(What is being asked): Show all lines of the listing that hold the word "Graphic".

-------------------------

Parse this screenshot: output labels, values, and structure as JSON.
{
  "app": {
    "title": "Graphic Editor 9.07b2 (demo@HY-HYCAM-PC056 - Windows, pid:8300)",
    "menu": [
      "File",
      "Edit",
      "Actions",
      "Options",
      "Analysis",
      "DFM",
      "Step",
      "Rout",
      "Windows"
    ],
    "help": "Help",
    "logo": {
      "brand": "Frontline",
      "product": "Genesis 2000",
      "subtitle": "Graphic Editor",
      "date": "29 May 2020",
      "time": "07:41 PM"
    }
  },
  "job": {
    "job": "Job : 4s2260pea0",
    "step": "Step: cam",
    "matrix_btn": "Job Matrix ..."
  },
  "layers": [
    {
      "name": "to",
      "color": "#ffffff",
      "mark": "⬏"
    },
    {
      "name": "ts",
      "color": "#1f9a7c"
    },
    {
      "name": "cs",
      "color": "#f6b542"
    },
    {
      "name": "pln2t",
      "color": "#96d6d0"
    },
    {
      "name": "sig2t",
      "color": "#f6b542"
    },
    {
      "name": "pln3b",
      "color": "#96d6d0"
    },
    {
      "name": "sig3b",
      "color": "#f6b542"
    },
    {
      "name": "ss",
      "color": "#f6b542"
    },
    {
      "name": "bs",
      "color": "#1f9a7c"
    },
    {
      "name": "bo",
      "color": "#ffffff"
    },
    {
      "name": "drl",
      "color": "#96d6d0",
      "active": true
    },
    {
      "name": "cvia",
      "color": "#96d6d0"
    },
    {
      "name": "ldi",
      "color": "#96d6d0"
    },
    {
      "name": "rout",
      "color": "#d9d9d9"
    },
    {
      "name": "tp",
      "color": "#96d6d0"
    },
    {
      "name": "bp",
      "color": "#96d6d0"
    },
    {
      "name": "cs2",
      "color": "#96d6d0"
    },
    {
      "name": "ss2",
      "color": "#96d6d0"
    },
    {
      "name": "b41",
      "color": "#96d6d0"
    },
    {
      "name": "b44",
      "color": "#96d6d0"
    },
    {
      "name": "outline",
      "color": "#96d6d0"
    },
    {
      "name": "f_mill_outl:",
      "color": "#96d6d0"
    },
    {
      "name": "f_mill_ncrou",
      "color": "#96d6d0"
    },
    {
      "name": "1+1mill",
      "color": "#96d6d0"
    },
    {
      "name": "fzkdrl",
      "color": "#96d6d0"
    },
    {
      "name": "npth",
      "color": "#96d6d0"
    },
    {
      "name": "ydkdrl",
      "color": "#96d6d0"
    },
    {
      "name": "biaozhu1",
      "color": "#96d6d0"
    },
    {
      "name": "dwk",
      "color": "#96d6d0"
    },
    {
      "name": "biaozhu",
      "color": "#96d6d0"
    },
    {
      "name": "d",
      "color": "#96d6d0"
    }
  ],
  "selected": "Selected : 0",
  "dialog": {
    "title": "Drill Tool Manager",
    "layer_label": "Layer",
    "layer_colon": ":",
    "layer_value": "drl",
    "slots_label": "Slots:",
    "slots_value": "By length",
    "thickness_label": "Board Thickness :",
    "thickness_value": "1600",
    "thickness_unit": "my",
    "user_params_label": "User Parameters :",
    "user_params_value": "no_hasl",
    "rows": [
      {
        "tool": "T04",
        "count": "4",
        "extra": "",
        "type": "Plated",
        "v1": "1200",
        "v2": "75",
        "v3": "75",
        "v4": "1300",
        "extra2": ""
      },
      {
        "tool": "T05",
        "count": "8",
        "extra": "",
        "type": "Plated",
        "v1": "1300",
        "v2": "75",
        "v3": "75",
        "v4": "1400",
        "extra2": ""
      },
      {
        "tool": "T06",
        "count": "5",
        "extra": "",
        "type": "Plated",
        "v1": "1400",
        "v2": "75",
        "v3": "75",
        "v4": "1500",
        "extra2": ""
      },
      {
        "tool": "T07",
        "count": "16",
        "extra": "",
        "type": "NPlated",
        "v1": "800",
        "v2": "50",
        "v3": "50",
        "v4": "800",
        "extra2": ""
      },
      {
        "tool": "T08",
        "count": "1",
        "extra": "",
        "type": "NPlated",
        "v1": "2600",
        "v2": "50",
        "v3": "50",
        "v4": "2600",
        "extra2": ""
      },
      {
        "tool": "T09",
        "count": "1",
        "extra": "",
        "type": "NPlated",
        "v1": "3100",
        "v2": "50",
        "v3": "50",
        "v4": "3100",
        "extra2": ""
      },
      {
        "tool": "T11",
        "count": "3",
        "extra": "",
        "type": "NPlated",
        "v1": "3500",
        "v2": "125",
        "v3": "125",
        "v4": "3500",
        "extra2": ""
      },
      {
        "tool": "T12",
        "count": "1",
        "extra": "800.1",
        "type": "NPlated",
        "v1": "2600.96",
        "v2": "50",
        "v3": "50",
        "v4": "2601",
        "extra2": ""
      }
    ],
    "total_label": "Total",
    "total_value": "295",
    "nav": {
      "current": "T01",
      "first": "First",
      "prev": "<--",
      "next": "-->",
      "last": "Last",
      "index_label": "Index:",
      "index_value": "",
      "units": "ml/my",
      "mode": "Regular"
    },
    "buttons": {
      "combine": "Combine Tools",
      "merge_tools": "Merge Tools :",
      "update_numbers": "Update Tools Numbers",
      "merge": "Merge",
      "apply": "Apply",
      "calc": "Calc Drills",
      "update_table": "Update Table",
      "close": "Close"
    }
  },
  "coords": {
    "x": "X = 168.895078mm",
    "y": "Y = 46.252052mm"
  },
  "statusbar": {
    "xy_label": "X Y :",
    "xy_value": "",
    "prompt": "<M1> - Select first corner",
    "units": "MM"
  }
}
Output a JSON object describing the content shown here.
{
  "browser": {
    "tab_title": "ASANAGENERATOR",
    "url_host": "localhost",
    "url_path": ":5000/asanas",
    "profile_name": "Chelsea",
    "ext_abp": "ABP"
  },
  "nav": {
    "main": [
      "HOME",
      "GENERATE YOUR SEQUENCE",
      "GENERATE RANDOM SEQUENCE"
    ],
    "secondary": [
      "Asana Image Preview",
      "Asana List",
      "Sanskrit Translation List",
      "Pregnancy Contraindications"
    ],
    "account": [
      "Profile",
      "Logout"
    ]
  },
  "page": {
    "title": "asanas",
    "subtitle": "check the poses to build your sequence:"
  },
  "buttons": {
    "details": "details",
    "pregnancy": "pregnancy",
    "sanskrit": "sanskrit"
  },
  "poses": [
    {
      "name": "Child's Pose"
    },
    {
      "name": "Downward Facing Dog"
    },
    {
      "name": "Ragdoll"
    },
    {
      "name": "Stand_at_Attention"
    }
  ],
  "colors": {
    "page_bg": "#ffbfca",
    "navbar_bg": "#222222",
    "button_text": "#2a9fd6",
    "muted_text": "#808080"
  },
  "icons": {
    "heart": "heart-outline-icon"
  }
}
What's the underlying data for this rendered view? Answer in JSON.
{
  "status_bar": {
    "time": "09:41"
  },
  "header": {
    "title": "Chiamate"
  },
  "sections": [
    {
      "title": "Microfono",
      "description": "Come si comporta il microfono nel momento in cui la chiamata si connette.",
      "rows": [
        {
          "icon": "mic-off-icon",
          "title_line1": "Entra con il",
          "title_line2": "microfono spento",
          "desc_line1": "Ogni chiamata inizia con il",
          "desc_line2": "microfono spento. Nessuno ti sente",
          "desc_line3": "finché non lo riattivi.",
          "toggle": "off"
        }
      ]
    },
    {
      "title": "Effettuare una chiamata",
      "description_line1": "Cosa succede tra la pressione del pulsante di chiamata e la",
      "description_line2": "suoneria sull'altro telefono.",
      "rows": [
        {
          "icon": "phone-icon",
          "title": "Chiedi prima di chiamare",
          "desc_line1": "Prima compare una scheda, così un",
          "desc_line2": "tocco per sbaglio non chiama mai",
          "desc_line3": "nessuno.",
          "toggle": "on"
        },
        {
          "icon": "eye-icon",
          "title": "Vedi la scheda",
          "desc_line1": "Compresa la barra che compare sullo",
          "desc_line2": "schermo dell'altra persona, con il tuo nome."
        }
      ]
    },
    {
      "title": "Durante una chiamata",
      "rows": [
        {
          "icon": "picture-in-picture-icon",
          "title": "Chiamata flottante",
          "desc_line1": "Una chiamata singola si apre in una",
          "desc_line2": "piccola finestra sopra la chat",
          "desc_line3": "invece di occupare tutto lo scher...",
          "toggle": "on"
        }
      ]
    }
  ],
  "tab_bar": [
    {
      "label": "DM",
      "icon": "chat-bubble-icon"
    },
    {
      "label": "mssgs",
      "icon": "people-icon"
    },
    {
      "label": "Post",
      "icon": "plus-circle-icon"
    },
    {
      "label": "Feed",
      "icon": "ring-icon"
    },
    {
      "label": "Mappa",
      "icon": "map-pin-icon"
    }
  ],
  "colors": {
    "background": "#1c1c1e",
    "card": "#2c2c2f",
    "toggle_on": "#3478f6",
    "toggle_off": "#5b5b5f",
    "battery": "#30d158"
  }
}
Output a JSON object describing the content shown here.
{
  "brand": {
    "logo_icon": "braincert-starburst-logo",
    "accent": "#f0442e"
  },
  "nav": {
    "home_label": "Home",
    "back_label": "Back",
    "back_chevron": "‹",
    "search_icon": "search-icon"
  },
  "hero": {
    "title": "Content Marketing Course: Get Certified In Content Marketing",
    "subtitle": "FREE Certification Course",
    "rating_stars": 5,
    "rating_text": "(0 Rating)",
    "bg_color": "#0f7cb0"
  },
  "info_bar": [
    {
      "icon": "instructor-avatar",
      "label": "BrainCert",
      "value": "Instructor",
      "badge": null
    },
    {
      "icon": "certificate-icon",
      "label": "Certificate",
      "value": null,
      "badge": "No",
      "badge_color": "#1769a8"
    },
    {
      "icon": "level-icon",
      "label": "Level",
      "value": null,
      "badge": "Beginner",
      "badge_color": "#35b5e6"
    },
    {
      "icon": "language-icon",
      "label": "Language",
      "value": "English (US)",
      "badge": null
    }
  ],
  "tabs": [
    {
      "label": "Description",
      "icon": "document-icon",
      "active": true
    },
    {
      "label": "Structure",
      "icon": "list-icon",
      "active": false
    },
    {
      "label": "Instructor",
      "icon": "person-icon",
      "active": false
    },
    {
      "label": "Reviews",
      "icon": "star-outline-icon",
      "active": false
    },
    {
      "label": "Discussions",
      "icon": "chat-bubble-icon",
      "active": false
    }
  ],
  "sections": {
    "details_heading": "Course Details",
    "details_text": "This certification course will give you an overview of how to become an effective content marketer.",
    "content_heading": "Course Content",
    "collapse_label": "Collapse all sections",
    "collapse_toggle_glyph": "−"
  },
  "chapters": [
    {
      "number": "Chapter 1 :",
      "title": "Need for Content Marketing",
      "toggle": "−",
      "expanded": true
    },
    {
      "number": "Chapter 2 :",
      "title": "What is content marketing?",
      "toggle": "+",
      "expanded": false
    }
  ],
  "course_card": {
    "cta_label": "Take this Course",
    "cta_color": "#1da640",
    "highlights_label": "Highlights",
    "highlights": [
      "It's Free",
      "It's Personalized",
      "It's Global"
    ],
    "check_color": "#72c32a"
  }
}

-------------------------

(Output for this task):
    "title": "Graphic Editor 9.07b2 (demo@HY-HYCAM-PC056 - Windows, pid:8300)",
      "subtitle": "Graphic Editor",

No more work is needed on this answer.